(Entries from a dataset of interfaces)
• • • •

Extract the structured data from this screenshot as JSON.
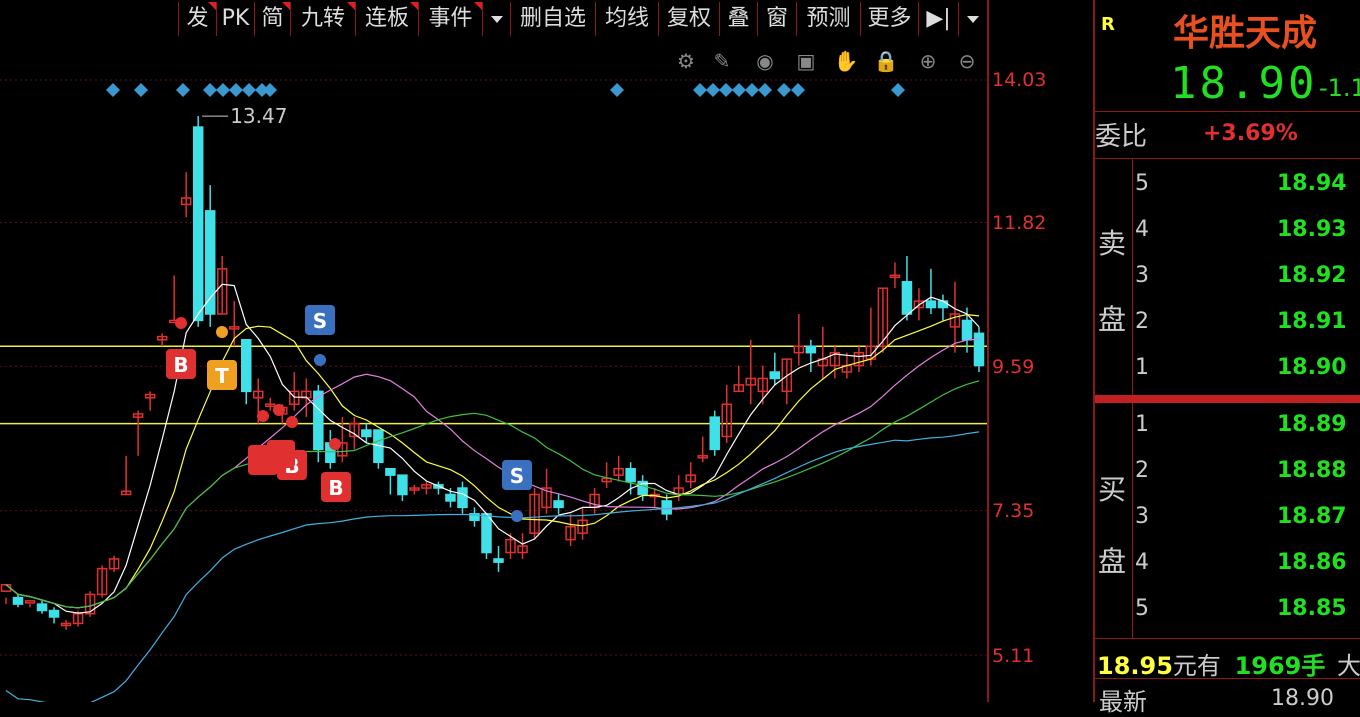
{
  "toolbar": {
    "buttons": [
      {
        "label": "发",
        "flag": true
      },
      {
        "label": "PK",
        "flag": false
      },
      {
        "label": "简",
        "flag": true
      },
      {
        "label": "九转",
        "flag": true
      },
      {
        "label": "连板",
        "flag": true
      },
      {
        "label": "事件",
        "flag": true
      },
      {
        "label": "",
        "dropdown": true
      },
      {
        "label": "删自选",
        "flag": false
      },
      {
        "label": "均线",
        "flag": false
      },
      {
        "label": "复权",
        "flag": false
      },
      {
        "label": "叠",
        "flag": false
      },
      {
        "label": "窗",
        "flag": false
      },
      {
        "label": "预测",
        "flag": false
      },
      {
        "label": "更多",
        "flag": false
      },
      {
        "label": "▶|",
        "flag": false
      },
      {
        "label": "",
        "dropdown": true
      }
    ]
  },
  "chart_controls": [
    "gear-icon",
    "pen-icon",
    "eye-icon",
    "toolbox-icon",
    "hand-icon",
    "lock-icon",
    "zoom-in-icon",
    "zoom-out-icon"
  ],
  "price_axis": [
    "14.03",
    "11.82",
    "9.59",
    "7.35",
    "5.11"
  ],
  "chart_data": {
    "type": "candlestick",
    "high_marker": "13.47",
    "price_range": [
      5.11,
      14.03
    ],
    "horizontal_lines": [
      9.9,
      8.7
    ],
    "signals": [
      {
        "label": "B",
        "color": "#e03030"
      },
      {
        "label": "T",
        "color": "#f0a020"
      },
      {
        "label": "S",
        "color": "#3a70c0"
      },
      {
        "label": "B",
        "color": "#e03030"
      },
      {
        "label": "B",
        "color": "#e03030"
      },
      {
        "label": "B",
        "color": "#e03030"
      },
      {
        "label": "S",
        "color": "#3a70c0"
      }
    ]
  },
  "quote": {
    "r_badge": "R",
    "stock_name": "华胜天成",
    "price": "18.90",
    "change": "-1.1",
    "weibi_label": "委比",
    "weibi_value": "+3.69%",
    "sell_label_1": "卖",
    "sell_label_2": "盘",
    "buy_label_1": "买",
    "buy_label_2": "盘",
    "sell": [
      {
        "lvl": "5",
        "price": "18.94"
      },
      {
        "lvl": "4",
        "price": "18.93"
      },
      {
        "lvl": "3",
        "price": "18.92"
      },
      {
        "lvl": "2",
        "price": "18.91"
      },
      {
        "lvl": "1",
        "price": "18.90"
      }
    ],
    "buy": [
      {
        "lvl": "1",
        "price": "18.89"
      },
      {
        "lvl": "2",
        "price": "18.88"
      },
      {
        "lvl": "3",
        "price": "18.87"
      },
      {
        "lvl": "4",
        "price": "18.86"
      },
      {
        "lvl": "5",
        "price": "18.85"
      }
    ],
    "footer_price": "18.95",
    "footer_unit": "元有",
    "footer_vol": "1969手",
    "footer_tail": "大",
    "latest_label": "最新",
    "latest_value": "18.90"
  },
  "colors": {
    "up": "#e03030",
    "down": "#40e0e8",
    "ma5": "#ffffff",
    "ma10": "#ffff40",
    "ma20": "#e080e0",
    "ma30": "#40c040",
    "ma60": "#40b0e0",
    "bid_price": "#20e020",
    "accent": "#e03030"
  }
}
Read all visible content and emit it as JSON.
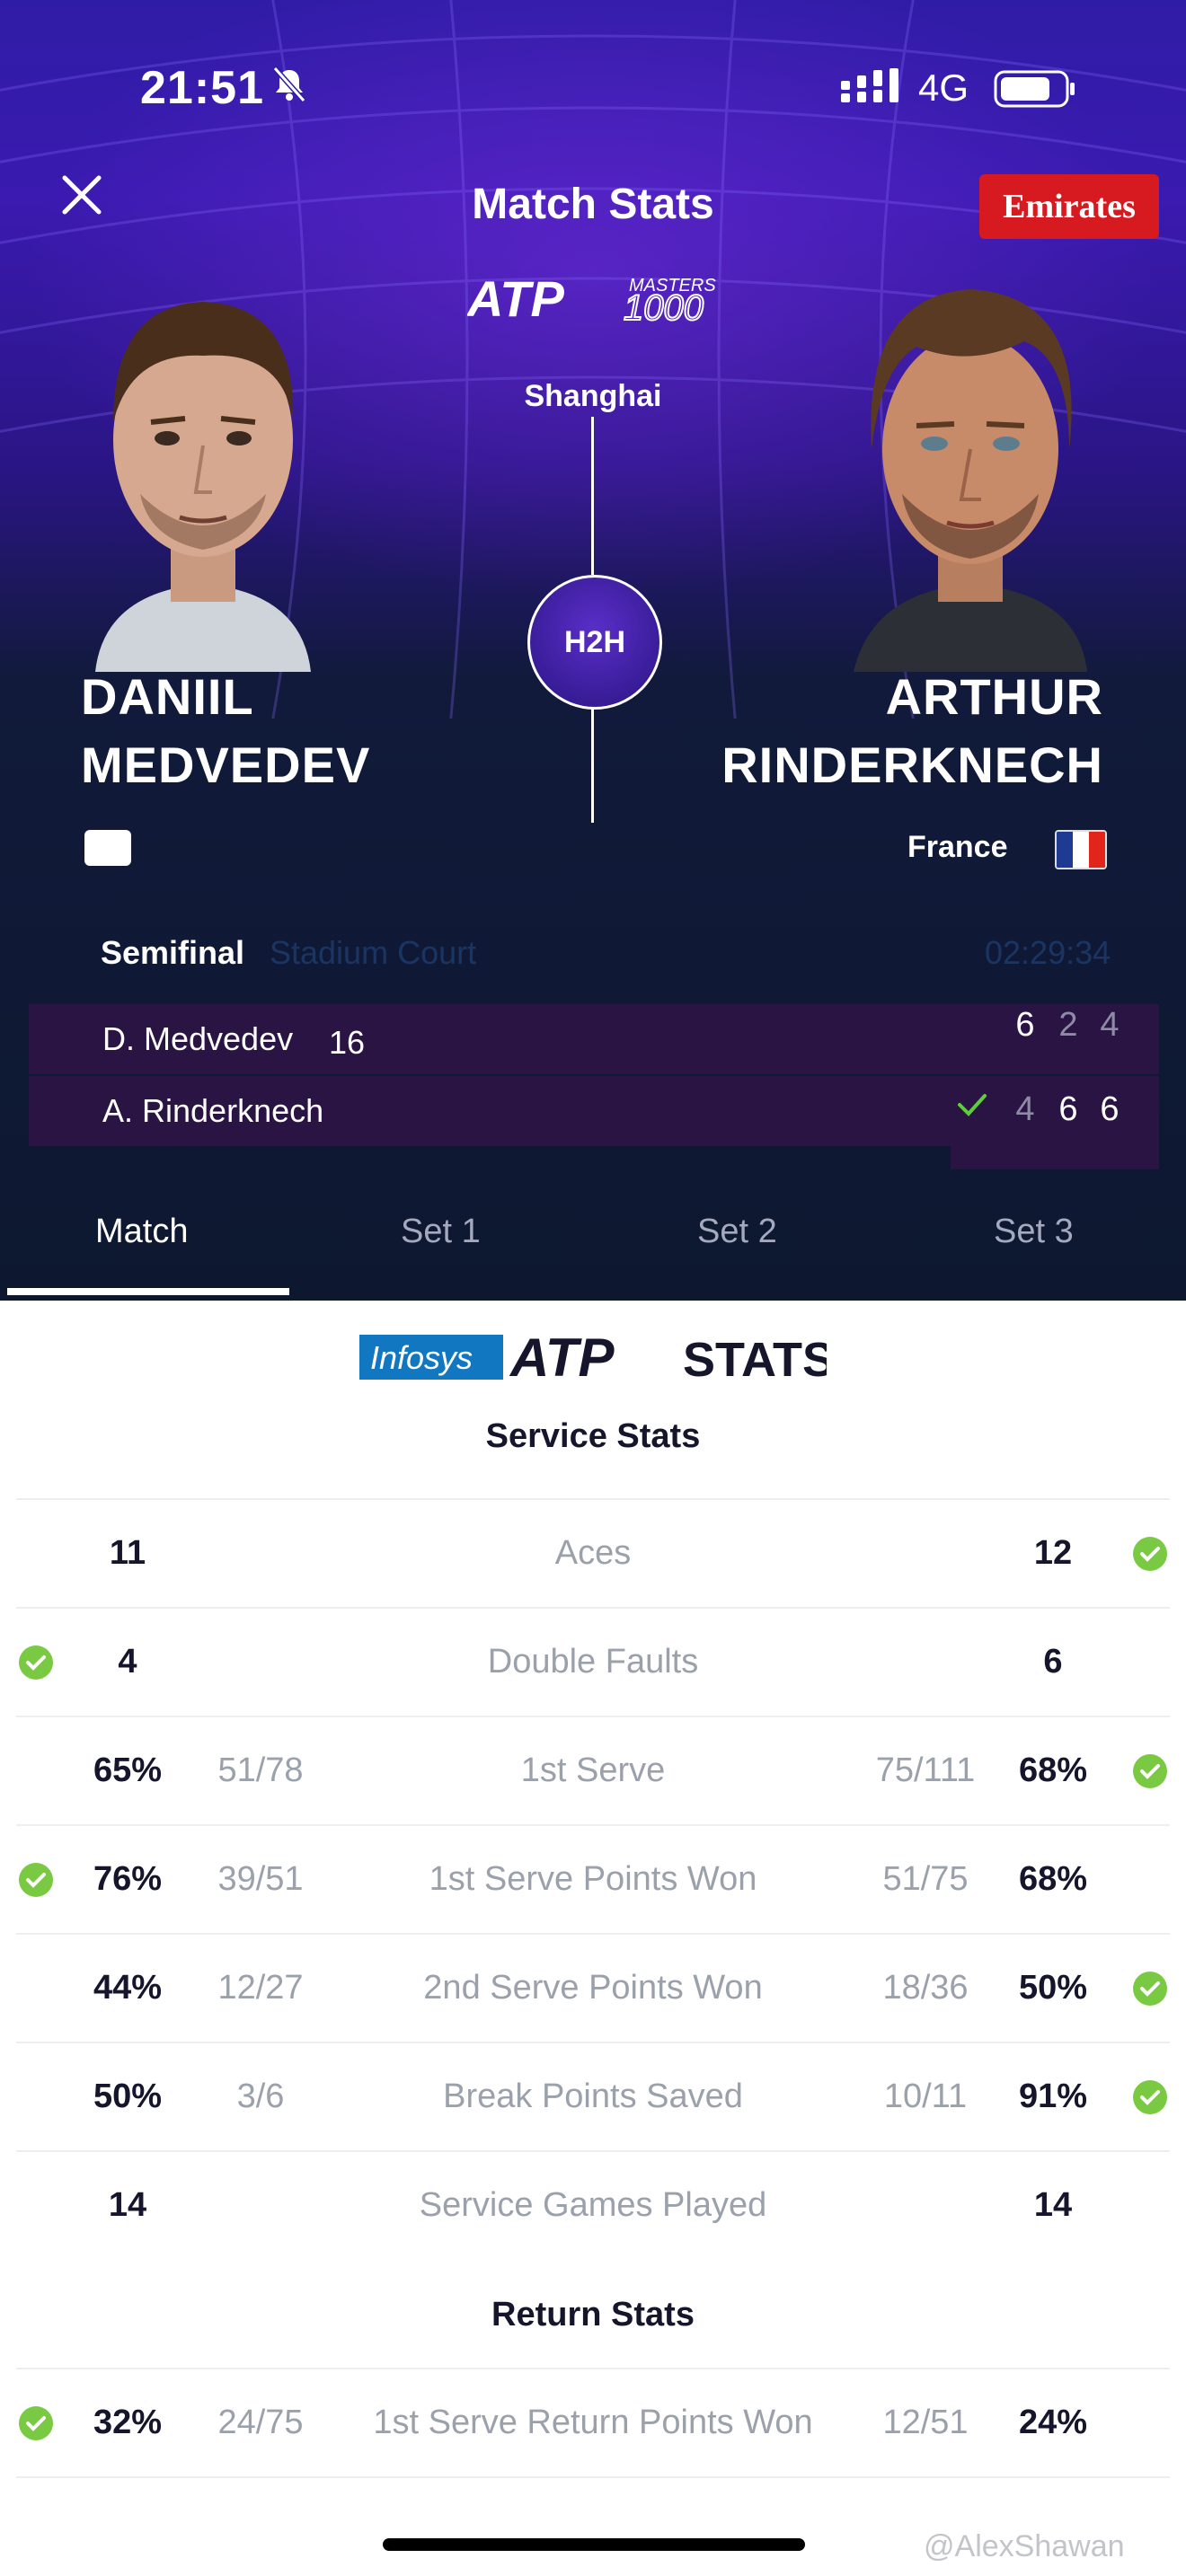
{
  "status_bar": {
    "time": "21:51",
    "network": "4G"
  },
  "header": {
    "title": "Match Stats",
    "sponsor": "Emirates",
    "tournament_logo_text": "ATP MASTERS 1000"
  },
  "match": {
    "city": "Shanghai",
    "h2h_label": "H2H",
    "player1": {
      "first": "DANIIL",
      "last": "MEDVEDEV",
      "country": ""
    },
    "player2": {
      "first": "ARTHUR",
      "last": "RINDERKNECH",
      "country": "France"
    },
    "round": "Semifinal",
    "court": "Stadium Court",
    "duration": "02:29:34"
  },
  "scoreboard": {
    "rows": [
      {
        "name": "D. Medvedev",
        "seed": "16",
        "sets": [
          "6",
          "2",
          "4"
        ]
      },
      {
        "name": "A. Rinderknech",
        "seed": "",
        "sets": [
          "4",
          "6",
          "6"
        ]
      }
    ]
  },
  "tabs": [
    "Match",
    "Set 1",
    "Set 2",
    "Set 3"
  ],
  "stats_brand": {
    "infosys": "Infosys",
    "atp": "ATP",
    "stats": "STATS"
  },
  "service_title": "Service Stats",
  "return_title": "Return Stats",
  "service_stats": [
    {
      "label": "Aces",
      "left": "11",
      "left_frac": "",
      "right_frac": "",
      "right": "12",
      "winner": "right"
    },
    {
      "label": "Double Faults",
      "left": "4",
      "left_frac": "",
      "right_frac": "",
      "right": "6",
      "winner": "left"
    },
    {
      "label": "1st Serve",
      "left": "65%",
      "left_frac": "51/78",
      "right_frac": "75/111",
      "right": "68%",
      "winner": "right"
    },
    {
      "label": "1st Serve Points Won",
      "left": "76%",
      "left_frac": "39/51",
      "right_frac": "51/75",
      "right": "68%",
      "winner": "left"
    },
    {
      "label": "2nd Serve Points Won",
      "left": "44%",
      "left_frac": "12/27",
      "right_frac": "18/36",
      "right": "50%",
      "winner": "right"
    },
    {
      "label": "Break Points Saved",
      "left": "50%",
      "left_frac": "3/6",
      "right_frac": "10/11",
      "right": "91%",
      "winner": "right"
    },
    {
      "label": "Service Games Played",
      "left": "14",
      "left_frac": "",
      "right_frac": "",
      "right": "14",
      "winner": "none"
    }
  ],
  "return_stats": [
    {
      "label": "1st Serve Return Points Won",
      "left": "32%",
      "left_frac": "24/75",
      "right_frac": "12/51",
      "right": "24%",
      "winner": "left"
    }
  ],
  "watermark": "@AlexShawan",
  "colors": {
    "check_green": "#7ac943",
    "sponsor_red": "#d71920"
  }
}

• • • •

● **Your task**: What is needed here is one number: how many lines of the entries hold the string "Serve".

● **Answer space**: 4